Component data from apps and pages:
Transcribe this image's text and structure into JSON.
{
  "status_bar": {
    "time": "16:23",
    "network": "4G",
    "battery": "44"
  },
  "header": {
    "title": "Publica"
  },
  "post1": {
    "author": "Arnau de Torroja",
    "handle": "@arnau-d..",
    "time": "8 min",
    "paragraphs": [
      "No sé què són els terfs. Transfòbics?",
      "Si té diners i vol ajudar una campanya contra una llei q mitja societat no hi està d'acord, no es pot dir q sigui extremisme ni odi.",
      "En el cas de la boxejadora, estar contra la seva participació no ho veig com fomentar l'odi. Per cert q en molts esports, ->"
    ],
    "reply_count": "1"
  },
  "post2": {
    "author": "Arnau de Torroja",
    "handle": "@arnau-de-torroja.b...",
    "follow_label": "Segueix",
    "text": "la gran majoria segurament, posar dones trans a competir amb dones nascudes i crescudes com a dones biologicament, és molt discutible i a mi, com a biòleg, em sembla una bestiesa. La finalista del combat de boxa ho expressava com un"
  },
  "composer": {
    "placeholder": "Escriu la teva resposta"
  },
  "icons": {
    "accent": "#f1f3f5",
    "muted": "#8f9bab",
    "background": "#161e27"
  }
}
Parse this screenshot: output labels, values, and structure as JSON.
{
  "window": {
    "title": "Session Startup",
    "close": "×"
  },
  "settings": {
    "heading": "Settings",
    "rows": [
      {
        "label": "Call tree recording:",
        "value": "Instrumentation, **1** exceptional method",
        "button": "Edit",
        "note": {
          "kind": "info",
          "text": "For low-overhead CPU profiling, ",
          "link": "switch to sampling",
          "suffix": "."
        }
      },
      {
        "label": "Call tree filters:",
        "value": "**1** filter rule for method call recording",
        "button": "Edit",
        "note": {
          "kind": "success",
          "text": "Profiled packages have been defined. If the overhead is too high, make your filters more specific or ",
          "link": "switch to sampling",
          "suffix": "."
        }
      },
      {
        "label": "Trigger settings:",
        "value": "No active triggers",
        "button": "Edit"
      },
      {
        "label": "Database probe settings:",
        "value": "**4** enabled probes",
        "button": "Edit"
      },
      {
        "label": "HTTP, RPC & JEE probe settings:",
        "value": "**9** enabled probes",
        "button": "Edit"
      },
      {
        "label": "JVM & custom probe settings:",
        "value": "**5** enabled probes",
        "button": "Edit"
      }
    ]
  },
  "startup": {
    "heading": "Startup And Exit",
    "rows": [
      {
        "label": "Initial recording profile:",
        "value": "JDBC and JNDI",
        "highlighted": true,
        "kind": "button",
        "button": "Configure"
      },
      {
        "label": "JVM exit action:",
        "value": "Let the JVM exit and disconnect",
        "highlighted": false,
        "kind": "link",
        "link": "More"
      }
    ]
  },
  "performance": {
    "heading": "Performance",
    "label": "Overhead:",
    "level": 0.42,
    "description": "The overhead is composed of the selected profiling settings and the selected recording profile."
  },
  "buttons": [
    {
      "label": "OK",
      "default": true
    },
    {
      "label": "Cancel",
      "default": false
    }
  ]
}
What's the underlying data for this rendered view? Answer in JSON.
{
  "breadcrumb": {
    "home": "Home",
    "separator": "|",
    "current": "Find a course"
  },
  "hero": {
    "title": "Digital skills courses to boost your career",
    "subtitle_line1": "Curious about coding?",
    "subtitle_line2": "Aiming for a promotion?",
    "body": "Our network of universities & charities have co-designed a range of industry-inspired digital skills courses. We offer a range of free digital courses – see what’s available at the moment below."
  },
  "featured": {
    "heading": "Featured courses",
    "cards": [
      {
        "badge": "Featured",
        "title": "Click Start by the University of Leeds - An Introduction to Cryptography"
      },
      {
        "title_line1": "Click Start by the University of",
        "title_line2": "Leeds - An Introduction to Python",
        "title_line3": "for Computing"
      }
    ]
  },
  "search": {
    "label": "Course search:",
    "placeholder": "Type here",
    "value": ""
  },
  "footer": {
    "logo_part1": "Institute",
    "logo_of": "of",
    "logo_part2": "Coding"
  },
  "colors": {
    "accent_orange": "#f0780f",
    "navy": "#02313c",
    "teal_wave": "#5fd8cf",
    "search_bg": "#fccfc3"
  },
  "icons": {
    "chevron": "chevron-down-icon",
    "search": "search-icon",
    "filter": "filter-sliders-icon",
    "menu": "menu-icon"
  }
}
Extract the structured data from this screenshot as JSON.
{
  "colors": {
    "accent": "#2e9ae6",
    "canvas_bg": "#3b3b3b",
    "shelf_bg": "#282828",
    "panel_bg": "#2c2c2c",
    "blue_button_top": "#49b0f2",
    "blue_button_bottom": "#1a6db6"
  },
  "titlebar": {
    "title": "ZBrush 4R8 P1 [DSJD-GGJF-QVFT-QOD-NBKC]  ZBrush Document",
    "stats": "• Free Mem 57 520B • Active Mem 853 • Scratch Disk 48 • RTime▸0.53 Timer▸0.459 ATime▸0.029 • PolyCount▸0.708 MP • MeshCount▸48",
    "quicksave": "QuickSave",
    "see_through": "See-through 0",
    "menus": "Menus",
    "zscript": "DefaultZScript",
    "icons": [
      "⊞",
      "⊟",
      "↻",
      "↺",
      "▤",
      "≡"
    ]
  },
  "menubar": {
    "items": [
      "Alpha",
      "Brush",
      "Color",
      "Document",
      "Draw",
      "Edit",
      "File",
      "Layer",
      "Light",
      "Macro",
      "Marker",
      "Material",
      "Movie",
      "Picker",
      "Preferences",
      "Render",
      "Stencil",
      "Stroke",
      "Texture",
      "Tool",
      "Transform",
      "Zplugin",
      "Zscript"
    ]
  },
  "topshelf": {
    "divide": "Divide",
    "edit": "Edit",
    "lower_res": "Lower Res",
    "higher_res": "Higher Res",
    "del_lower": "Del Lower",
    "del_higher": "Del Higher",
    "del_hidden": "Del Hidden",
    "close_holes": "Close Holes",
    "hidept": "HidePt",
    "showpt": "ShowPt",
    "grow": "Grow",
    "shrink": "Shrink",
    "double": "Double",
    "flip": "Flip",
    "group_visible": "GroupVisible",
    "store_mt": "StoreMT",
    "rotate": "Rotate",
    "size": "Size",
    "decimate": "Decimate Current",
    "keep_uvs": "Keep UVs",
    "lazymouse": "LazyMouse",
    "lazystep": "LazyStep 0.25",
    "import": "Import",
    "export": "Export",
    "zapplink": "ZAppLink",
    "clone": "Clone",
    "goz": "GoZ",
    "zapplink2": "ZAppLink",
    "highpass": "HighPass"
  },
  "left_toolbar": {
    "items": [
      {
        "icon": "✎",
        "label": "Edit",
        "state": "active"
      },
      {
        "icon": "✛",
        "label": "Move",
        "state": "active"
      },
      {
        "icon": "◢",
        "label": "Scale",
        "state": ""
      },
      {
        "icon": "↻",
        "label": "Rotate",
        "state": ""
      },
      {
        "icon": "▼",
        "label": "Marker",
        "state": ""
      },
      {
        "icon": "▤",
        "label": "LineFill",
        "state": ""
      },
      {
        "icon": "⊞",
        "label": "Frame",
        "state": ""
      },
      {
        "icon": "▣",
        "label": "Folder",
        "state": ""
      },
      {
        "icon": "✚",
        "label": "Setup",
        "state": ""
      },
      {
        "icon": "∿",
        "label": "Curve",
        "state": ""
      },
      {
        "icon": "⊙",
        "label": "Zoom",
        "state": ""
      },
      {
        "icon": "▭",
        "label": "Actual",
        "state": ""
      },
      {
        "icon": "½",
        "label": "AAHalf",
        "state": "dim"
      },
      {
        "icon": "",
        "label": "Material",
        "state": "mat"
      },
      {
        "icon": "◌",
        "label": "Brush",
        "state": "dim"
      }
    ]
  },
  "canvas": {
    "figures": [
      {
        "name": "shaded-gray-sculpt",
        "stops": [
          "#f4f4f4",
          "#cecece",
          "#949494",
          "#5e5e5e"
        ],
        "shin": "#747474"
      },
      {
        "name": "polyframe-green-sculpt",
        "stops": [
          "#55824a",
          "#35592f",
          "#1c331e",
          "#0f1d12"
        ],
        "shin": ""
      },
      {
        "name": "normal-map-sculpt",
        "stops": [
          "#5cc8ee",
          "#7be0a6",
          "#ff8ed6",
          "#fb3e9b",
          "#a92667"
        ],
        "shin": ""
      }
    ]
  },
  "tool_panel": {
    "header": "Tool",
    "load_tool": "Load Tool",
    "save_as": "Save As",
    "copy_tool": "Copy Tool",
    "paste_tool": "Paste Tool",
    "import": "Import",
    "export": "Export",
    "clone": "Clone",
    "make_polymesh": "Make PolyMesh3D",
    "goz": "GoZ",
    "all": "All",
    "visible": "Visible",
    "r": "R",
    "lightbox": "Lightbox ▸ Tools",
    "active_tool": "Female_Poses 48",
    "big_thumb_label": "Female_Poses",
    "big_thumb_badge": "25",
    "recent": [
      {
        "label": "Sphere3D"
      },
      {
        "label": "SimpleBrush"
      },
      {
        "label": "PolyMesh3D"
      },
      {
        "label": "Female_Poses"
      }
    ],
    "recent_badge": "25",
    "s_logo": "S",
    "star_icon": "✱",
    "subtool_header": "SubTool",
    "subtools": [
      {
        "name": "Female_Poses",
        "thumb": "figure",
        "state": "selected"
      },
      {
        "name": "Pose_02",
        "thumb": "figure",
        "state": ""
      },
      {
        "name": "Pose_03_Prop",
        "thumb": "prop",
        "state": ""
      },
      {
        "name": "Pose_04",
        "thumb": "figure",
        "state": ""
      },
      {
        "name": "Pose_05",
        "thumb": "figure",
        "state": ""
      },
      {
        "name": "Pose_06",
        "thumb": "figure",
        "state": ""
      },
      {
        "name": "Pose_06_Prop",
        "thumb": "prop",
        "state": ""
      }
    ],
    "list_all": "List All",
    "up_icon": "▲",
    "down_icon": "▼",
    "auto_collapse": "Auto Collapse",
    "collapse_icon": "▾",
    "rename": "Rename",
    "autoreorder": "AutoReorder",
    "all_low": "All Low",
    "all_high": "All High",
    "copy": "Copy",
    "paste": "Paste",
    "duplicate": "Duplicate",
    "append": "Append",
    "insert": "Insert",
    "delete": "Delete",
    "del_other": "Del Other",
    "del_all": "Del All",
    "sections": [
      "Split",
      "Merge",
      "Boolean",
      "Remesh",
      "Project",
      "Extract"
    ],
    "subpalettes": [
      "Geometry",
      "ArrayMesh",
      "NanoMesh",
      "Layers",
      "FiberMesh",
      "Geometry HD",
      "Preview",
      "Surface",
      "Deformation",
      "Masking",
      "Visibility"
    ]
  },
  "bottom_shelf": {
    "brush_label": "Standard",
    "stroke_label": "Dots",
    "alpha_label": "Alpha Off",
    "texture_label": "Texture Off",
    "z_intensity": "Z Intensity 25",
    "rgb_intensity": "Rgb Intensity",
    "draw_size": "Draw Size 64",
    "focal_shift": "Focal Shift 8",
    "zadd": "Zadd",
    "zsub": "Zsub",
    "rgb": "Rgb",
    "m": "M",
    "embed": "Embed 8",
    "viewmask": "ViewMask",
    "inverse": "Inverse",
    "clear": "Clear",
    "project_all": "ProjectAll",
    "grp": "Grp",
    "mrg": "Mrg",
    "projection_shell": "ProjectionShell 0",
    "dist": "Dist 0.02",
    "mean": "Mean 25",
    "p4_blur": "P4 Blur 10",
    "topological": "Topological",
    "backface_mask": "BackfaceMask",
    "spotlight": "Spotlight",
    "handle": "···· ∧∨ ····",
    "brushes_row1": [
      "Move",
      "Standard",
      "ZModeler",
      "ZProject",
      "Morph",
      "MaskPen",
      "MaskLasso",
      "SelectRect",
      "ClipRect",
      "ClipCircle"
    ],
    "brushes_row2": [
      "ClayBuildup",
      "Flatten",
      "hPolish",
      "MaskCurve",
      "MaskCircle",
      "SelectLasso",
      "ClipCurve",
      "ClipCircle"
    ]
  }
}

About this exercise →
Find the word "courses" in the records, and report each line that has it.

Exercise response →
    "title": "Digital skills courses to boost your career",
    "body": "Our network of universities & charities have co-designed a range of industry-inspired digital skills courses. We offer a range of free digital courses – see what’s available at the moment below."
    "heading": "Featured courses",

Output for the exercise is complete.